Austin, TX 2002-2004
What was Daniel Like as a Child?
Daniel had a sparkly, verbose, and outgoing personality as a young child. He made friends everywhere we went. Newly-met playground friends were mourned by him in the car as we drove away. We would probably never see this-or-this friend again. He spoke to be heard and to share his thoughts and designs, and inward scenarios. He found order in talking. He could enchant adults by his precocial and erudite vocabulary and clear, precise pronunciation. He could talk for a long time about things that interested him.
When he was three, he loved to dress up as a firefighter and the vacuum hose was his favorite accessory. Sounds of toy firetrucks and sirens were common at our house. There were two large firetrucks, and a line of smaller firetrucks, like a family, which he would line up in descending order of size. Common book choices were about fires and firetrucks.
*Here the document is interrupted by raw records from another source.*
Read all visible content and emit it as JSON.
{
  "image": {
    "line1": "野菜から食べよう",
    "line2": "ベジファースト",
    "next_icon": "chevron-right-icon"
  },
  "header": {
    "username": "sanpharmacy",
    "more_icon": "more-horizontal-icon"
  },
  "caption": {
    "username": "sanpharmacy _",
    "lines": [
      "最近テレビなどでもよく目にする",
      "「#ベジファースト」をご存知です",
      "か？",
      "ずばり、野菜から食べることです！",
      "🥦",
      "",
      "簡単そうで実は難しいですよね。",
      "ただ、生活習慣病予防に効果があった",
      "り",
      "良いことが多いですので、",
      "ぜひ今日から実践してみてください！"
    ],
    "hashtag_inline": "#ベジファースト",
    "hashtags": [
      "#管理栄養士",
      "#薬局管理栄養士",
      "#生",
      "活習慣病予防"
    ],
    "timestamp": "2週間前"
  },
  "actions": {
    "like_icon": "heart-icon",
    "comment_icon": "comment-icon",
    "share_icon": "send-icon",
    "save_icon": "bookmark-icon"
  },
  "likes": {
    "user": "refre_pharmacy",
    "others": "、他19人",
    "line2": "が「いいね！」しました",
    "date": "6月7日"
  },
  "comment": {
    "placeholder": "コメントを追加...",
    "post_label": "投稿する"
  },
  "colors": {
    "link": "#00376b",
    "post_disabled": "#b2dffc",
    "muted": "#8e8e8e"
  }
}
His Spiderman costume was his favorite costume the next year, and he would wear it to climb up door jams. He would walk his way up a door jam, with one foot on either side. At the top, he took away both hands from the sides of the door while his feet supported him. Next, he held the sides with his arms while he clapped his feet. In a dramatic finish, he dropped to the soft carpet below, triumphant, the stuffed muscles of his costume bulging at the arms and chest.
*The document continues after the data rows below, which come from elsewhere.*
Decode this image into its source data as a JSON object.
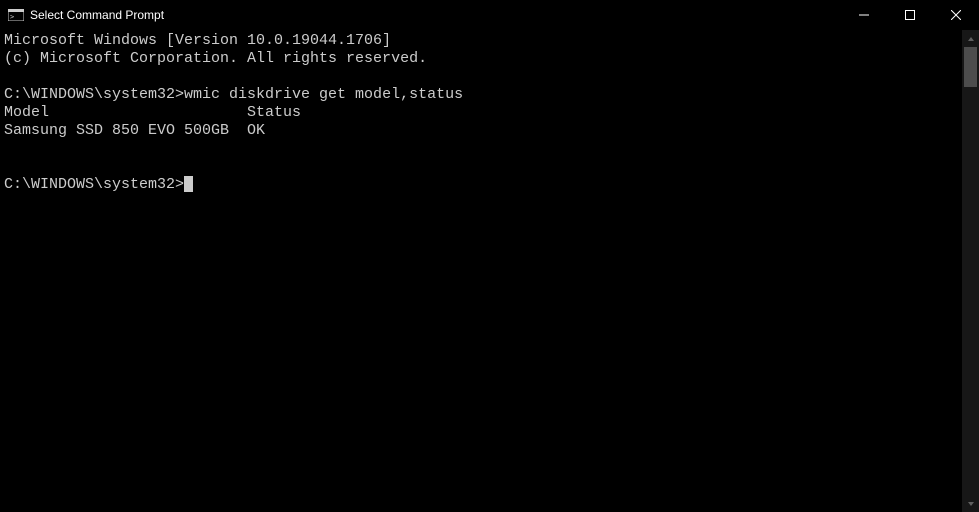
{
  "titlebar": {
    "title": "Select Command Prompt"
  },
  "terminal": {
    "banner_line1": "Microsoft Windows [Version 10.0.19044.1706]",
    "banner_line2": "(c) Microsoft Corporation. All rights reserved.",
    "blank1": "",
    "prompt1": "C:\\WINDOWS\\system32>",
    "command1": "wmic diskdrive get model,status",
    "output_header": "Model                      Status",
    "output_row1": "Samsung SSD 850 EVO 500GB  OK",
    "blank2": "",
    "blank3": "",
    "prompt2": "C:\\WINDOWS\\system32>"
  }
}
Seeing Paige learn to play the piano first, Daniel matched her songs by composing one of his own. His first composition was meant to be scary. He played the same notes in a minor key beginning at the bottom of the keyboard, moving up the octaves all the way to the top. When Paige performed her songs for others, he made sure to play his song, too. Here was our first glimpse of him as a showy piano performer.
We gave him some PVC pipe, cut in short sections, complete with T and L-shaped connectors so he could build “machines” with them when he was three-years-old. Sometimes he would choose our largest room and set up an intricate machine spanning the length of the room. He incorporated not only pipes, but vacuum hoses in his designs. Everything was connected and had a purpose. I remember sitting down with him at his desk and teaching him about basic machines when he was about four-years-old and he memorized everything, with his blue eyes wide open. Levers, wheels and axles, pulleys, inclined planes, and screws were incorporated in his creations from then on. He was a natural engineer. Coming into his room was like walking into a cluttered laboratory, full of his inventions. We bought an 8-foot long banquet table for school work, which we ended up giving to him for his projects. At any time, this table would have dozens of Lego buildings, piles of collections, trains, and puzzles mixed together. He liked to listen to music as he worked on his projects, and his tastes ranged from kid CD’s to Mariachi band music.
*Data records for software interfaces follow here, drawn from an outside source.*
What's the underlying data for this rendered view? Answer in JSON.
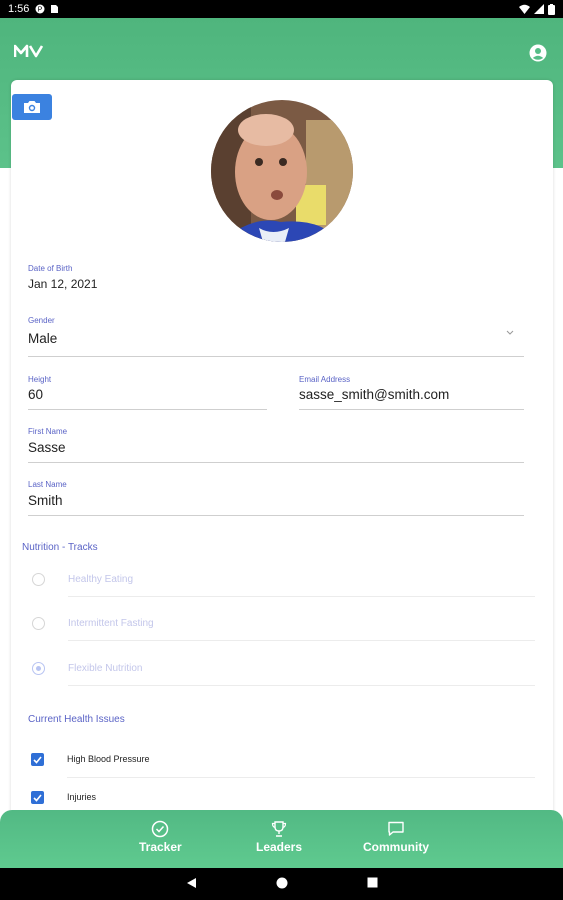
{
  "status_bar": {
    "time": "1:56"
  },
  "header": {
    "logo": "MV"
  },
  "profile": {
    "dob": {
      "label": "Date of Birth",
      "value": "Jan 12, 2021"
    },
    "gender": {
      "label": "Gender",
      "value": "Male"
    },
    "height": {
      "label": "Height",
      "value": "60"
    },
    "email": {
      "label": "Email Address",
      "value": "sasse_smith@smith.com"
    },
    "first_name": {
      "label": "First Name",
      "value": "Sasse"
    },
    "last_name": {
      "label": "Last Name",
      "value": "Smith"
    }
  },
  "nutrition": {
    "title": "Nutrition - Tracks",
    "options": [
      {
        "label": "Healthy Eating",
        "selected": false
      },
      {
        "label": "Intermittent Fasting",
        "selected": false
      },
      {
        "label": "Flexible Nutrition",
        "selected": true
      }
    ]
  },
  "health": {
    "title": "Current Health Issues",
    "issues": [
      {
        "label": "High Blood Pressure",
        "checked": true
      },
      {
        "label": "Injuries",
        "checked": true
      }
    ]
  },
  "bottom_nav": {
    "items": [
      {
        "label": "Tracker",
        "icon": "check-circle-icon"
      },
      {
        "label": "Leaders",
        "icon": "trophy-icon"
      },
      {
        "label": "Community",
        "icon": "chat-bubble-icon"
      }
    ]
  },
  "colors": {
    "primary_green": "#55bd87",
    "accent_blue": "#3b82e0",
    "label_purple": "#5a63c6"
  }
}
Daniel was Daniel from the start: temperament, interests, intellect, and abilities all showed themselves when he was very young. We marveled that he could do so much.